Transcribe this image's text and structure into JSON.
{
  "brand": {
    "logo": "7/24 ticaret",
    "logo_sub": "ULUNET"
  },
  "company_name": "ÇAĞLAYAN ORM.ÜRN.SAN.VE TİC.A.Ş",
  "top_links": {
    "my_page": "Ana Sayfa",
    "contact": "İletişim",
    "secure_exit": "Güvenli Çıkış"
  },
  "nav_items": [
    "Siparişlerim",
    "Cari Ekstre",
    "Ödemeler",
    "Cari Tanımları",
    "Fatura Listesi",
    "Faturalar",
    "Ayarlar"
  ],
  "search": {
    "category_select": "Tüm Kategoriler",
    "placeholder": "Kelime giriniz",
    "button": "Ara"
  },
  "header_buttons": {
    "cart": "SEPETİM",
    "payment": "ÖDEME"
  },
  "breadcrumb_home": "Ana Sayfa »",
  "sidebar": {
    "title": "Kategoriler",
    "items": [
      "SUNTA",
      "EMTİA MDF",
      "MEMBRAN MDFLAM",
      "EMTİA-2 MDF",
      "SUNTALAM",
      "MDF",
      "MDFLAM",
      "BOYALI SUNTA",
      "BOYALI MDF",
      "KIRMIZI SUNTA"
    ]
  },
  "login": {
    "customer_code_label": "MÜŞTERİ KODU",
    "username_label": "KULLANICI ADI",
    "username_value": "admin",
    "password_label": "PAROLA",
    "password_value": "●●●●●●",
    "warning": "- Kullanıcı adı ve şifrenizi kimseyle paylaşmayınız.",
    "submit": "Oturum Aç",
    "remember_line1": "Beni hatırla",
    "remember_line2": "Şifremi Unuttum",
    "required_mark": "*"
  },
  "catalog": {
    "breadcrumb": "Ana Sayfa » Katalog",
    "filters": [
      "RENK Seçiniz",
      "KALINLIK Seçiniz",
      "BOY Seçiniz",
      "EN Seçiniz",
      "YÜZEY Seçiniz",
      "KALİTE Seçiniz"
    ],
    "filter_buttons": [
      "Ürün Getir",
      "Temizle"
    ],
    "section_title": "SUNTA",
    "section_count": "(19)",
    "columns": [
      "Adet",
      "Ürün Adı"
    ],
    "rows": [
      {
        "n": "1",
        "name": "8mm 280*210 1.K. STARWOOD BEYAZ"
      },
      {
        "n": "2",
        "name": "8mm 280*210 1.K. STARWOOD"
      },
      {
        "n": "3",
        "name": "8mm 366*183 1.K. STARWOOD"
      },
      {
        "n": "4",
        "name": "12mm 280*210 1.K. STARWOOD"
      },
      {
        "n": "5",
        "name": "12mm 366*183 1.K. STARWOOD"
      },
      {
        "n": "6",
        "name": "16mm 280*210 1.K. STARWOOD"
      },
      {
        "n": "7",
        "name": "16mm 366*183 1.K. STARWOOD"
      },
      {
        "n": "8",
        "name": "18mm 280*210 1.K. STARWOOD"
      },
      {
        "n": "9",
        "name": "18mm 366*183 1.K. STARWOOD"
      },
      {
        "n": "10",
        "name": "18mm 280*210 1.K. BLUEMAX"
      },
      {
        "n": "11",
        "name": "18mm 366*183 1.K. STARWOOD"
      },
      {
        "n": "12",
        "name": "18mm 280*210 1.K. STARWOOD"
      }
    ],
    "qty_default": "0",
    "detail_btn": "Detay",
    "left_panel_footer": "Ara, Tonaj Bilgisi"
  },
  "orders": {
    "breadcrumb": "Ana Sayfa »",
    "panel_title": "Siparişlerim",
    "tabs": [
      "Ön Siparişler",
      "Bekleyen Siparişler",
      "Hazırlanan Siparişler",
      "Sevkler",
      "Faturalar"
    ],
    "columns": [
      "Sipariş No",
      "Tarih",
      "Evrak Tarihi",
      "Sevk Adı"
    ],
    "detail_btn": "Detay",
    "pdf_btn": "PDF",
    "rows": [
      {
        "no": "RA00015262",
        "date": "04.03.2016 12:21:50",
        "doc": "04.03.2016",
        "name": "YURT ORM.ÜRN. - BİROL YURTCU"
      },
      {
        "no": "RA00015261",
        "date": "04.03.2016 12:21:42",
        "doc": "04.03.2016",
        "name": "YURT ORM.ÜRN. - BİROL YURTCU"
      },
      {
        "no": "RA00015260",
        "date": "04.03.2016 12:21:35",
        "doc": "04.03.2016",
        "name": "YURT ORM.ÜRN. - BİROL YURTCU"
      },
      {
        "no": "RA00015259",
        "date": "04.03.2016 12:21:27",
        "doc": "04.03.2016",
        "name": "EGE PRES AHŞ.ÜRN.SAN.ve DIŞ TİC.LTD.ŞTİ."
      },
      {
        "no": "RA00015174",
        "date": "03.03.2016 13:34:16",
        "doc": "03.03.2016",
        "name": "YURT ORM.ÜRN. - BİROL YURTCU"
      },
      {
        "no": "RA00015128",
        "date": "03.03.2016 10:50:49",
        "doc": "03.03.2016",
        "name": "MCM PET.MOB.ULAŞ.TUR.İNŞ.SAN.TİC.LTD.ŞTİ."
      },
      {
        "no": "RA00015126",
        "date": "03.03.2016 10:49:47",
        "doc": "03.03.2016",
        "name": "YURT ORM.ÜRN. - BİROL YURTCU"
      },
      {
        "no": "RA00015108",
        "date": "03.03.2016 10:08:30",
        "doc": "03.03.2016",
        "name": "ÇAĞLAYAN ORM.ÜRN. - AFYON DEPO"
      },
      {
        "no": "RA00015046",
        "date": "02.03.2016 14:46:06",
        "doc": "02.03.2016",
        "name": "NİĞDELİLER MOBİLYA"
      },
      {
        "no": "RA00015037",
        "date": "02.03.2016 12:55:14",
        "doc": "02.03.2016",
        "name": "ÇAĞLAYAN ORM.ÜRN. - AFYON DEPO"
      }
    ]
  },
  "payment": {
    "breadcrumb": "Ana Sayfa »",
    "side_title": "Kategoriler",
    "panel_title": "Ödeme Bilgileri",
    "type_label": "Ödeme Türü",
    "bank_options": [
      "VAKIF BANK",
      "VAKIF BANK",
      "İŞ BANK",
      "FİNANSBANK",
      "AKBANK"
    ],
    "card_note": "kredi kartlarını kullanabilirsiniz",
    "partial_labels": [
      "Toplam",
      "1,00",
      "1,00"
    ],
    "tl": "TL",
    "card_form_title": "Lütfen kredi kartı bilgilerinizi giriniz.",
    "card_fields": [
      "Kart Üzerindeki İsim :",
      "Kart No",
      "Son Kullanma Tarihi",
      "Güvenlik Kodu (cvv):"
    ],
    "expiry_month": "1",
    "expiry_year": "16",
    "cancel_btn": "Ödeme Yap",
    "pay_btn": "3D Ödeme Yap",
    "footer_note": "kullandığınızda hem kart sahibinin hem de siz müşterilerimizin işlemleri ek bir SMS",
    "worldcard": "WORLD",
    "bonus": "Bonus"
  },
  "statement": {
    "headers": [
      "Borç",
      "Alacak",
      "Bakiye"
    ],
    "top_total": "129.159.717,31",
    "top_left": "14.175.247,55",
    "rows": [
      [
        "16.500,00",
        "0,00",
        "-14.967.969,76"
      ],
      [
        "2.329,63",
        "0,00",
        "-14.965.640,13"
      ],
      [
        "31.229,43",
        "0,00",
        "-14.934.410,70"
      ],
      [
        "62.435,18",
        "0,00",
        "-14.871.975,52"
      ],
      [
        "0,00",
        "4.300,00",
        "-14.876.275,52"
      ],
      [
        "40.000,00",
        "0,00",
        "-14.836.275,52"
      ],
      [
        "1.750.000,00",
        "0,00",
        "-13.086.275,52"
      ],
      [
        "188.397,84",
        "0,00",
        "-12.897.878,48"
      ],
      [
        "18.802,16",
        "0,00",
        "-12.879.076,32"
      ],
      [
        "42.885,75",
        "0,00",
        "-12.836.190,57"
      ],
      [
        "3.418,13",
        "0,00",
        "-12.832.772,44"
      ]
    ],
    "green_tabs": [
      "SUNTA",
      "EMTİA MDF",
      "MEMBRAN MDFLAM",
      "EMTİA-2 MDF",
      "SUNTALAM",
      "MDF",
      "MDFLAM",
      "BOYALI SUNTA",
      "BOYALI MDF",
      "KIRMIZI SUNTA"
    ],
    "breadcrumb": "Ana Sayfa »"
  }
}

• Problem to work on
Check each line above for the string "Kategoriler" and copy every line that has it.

• Response
    "category_select": "Tüm Kategoriler",
    "title": "Kategoriler",
    "side_title": "Kategoriler",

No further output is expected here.